External CSS

When using CSS it is preferable to keep the CSS separate from your HTML. Using external CSS allows the web designer to completely differentiate between content (HTML) and design (CSS). External CSS is a file that contains only CSS code and is saved with a “.css” file extension. This CSS file is then referenced in your HTML using the <link> tag instead of <style> tag. If you’re confused, don’t worry. We are going to walk you through the whole process.

CSS File

Let us get started by making that external CSS file. Open up notepad.exe, or any other plain text editor and type the following CSS code.

CSS Code

body{ background-color: gray;}
p { color: blue; }
h3{ color: white; }

Now save the file as a CSS (.css) file. Make sure that you are not saving it as a text (.txt) file, as notepad likes to do by default. Name the file “style.css” (without the quotes). Now create a new HTML file and fill it with the following code.

External CSS Example

<link href=”style.css” rel=”stylesheet” type=”text/css” />

<h3> A White Heading </h3>
<p> This paragraph will have a blue font. The background color of this page will be gray because we changed it with CSS! </p>


Then save this file as “index.html” (without the quotes) in the same directory as your CSS file. Now open your HTML file in your web browser and see the output.
This paragraph has a blue font. The background color of this page is gray because we changed it with CSS!

Why Use External CSS?

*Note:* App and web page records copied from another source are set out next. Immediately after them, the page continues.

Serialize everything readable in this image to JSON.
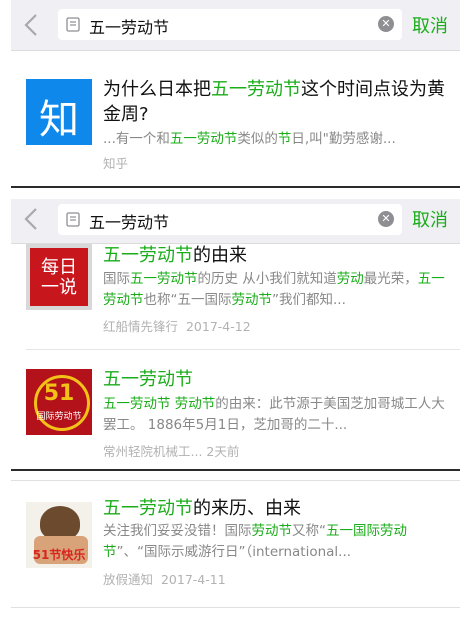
{
  "search": {
    "query": "五一劳动节",
    "cancel_label": "取消"
  },
  "colors": {
    "highlight": "#1aad19",
    "zhihu_blue": "#0f88eb"
  },
  "result_zhihu": {
    "logo_text": "知",
    "title": [
      {
        "t": "为什么日本把",
        "h": false
      },
      {
        "t": "五一劳动节",
        "h": true
      },
      {
        "t": "这个时间点设为黄金周?",
        "h": false
      }
    ],
    "snippet": [
      {
        "t": "...有一个和",
        "h": false
      },
      {
        "t": "五一劳动节",
        "h": true
      },
      {
        "t": "类似的",
        "h": false
      },
      {
        "t": "节",
        "h": true
      },
      {
        "t": "日,叫\"勤劳感谢...",
        "h": false
      }
    ],
    "source": "知乎"
  },
  "results": [
    {
      "thumb_icon": "hongchuan-logo-icon",
      "thumb_text": "每日一说",
      "title": [
        {
          "t": "五一劳动节",
          "h": true
        },
        {
          "t": "的由来",
          "h": false
        }
      ],
      "snippet": [
        {
          "t": "国际",
          "h": false
        },
        {
          "t": "五一劳动节",
          "h": true
        },
        {
          "t": "的历史 从小我们就知道",
          "h": false
        },
        {
          "t": "劳动",
          "h": true
        },
        {
          "t": "最光荣，",
          "h": false
        },
        {
          "t": "五一劳动节",
          "h": true
        },
        {
          "t": "也称“五一国际",
          "h": false
        },
        {
          "t": "劳动节",
          "h": true
        },
        {
          "t": "”我们都知...",
          "h": false
        }
      ],
      "source": "红船情先锋行",
      "date": "2017-4-12"
    },
    {
      "thumb_icon": "labor-day-51-badge-icon",
      "thumb_text": "51",
      "thumb_sub": "国际劳动节",
      "title": [
        {
          "t": "五一劳动节",
          "h": true
        }
      ],
      "snippet": [
        {
          "t": "五一劳动节 劳动节",
          "h": true
        },
        {
          "t": "的由来：此节源于美国芝加哥城工人大罢工。 1886年5月1日，芝加哥的二十...",
          "h": false
        }
      ],
      "source": "常州轻院机械工...",
      "date": "2天前"
    }
  ],
  "result_bottom": {
    "thumb_icon": "labor-day-poster-icon",
    "thumb_text": "51节快乐",
    "title": [
      {
        "t": "五一劳动节",
        "h": true
      },
      {
        "t": "的来历、由来",
        "h": false
      }
    ],
    "snippet": [
      {
        "t": "关注我们妥妥没错！国际",
        "h": false
      },
      {
        "t": "劳动节",
        "h": true
      },
      {
        "t": "又称“",
        "h": false
      },
      {
        "t": "五一国际劳动节",
        "h": true
      },
      {
        "t": "”、“国际示威游行日”（international...",
        "h": false
      }
    ],
    "source": "放假通知",
    "date": "2017-4-11"
  }
}
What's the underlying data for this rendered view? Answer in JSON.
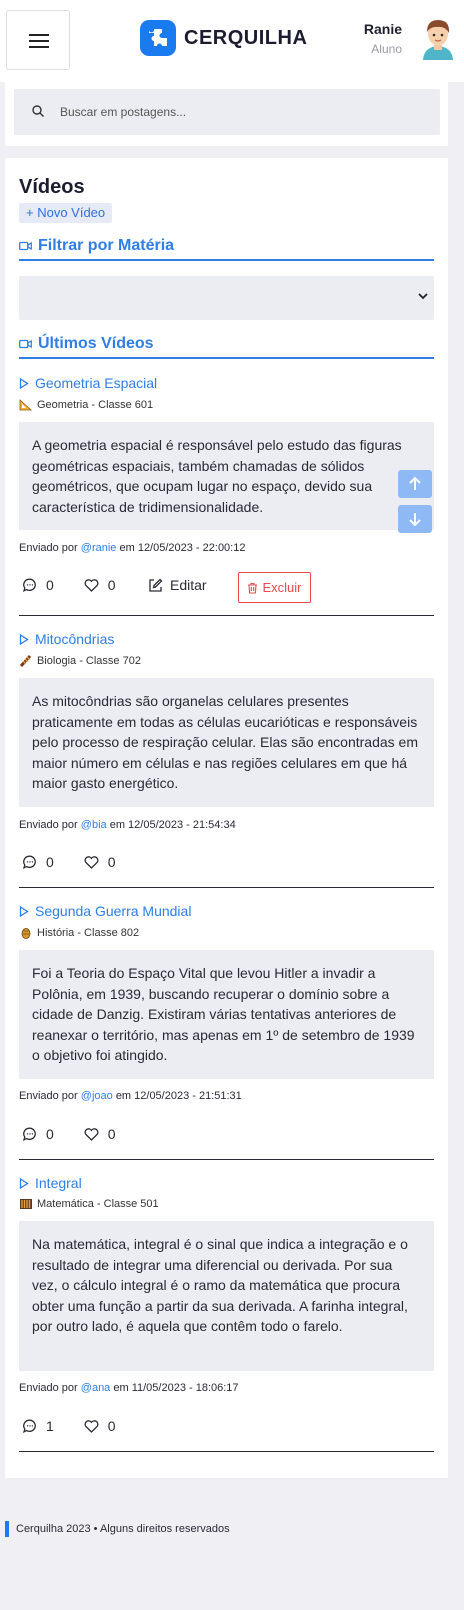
{
  "header": {
    "menu_icon": "hamburger-menu-icon",
    "brand": "CERQUILHA",
    "brand_color": "#1a7bf0",
    "user_name": "Ranie",
    "user_role": "Aluno"
  },
  "search": {
    "placeholder": "Buscar em postagens..."
  },
  "main": {
    "title": "Vídeos",
    "new_button": "+ Novo Vídeo",
    "filter_title": "Filtrar por Matéria",
    "filter_selected": "",
    "latest_title": "Últimos Vídeos",
    "accent_color": "#2f7ee6"
  },
  "posts": [
    {
      "title": "Geometria Espacial",
      "subject_icon": "triangle-ruler-icon",
      "meta": "Geometria - Classe 601",
      "body": "A geometria espacial é responsável pelo estudo das figuras geométricas espaciais, também chamadas de sólidos geométricos, que ocupam lugar no espaço, devido sua característica de tridimensionalidade.",
      "sent_prefix": "Enviado por",
      "author": "@ranie",
      "sent_suffix": "em 12/05/2023 - 22:00:12",
      "comments": "0",
      "likes": "0",
      "edit_label": "Editar",
      "delete_label": "Excluir"
    },
    {
      "title": "Mitocôndrias",
      "subject_icon": "dna-icon",
      "meta": "Biologia - Classe 702",
      "body": "As mitocôndrias são organelas celulares presentes praticamente em todas as células eucarióticas e responsáveis pelo processo de respiração celular. Elas são encontradas em maior número em células e nas regiões celulares em que há maior gasto energético.",
      "sent_prefix": "Enviado por",
      "author": "@bia",
      "sent_suffix": "em 12/05/2023 - 21:54:34",
      "comments": "0",
      "likes": "0"
    },
    {
      "title": "Segunda Guerra Mundial",
      "subject_icon": "amphora-icon",
      "meta": "História - Classe 802",
      "body": "Foi a Teoria do Espaço Vital que levou Hitler a invadir a Polônia, em 1939, buscando recuperar o domínio sobre a cidade de Danzig. Existiram várias tentativas anteriores de reanexar o território, mas apenas em 1º de setembro de 1939 o objetivo foi atingido.",
      "sent_prefix": "Enviado por",
      "author": "@joao",
      "sent_suffix": "em 12/05/2023 - 21:51:31",
      "comments": "0",
      "likes": "0"
    },
    {
      "title": "Integral",
      "subject_icon": "abacus-icon",
      "meta": "Matemática - Classe 501",
      "body": "Na matemática, integral é o sinal que indica a integração e o resultado de integrar uma diferencial ou derivada. Por sua vez, o cálculo integral é o ramo da matemática que procura obter uma função a partir da sua derivada. A farinha integral, por outro lado, é aquela que contêm todo o farelo.",
      "sent_prefix": "Enviado por",
      "author": "@ana",
      "sent_suffix": "em 11/05/2023 - 18:06:17",
      "comments": "1",
      "likes": "0"
    }
  ],
  "footer": {
    "text": "Cerquilha 2023 • Alguns direitos reservados"
  }
}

  1. It keeps your website design and content separate.
  2. It’s much easier to reuse your CSS code if you have it in a separate file. Instead of typing the same CSS code on every web page you have, simply have many pages refer to a single CSS file with the “link” tag.
  3. You can make drastic changes to your web pages with just a few changes in a single CSS file.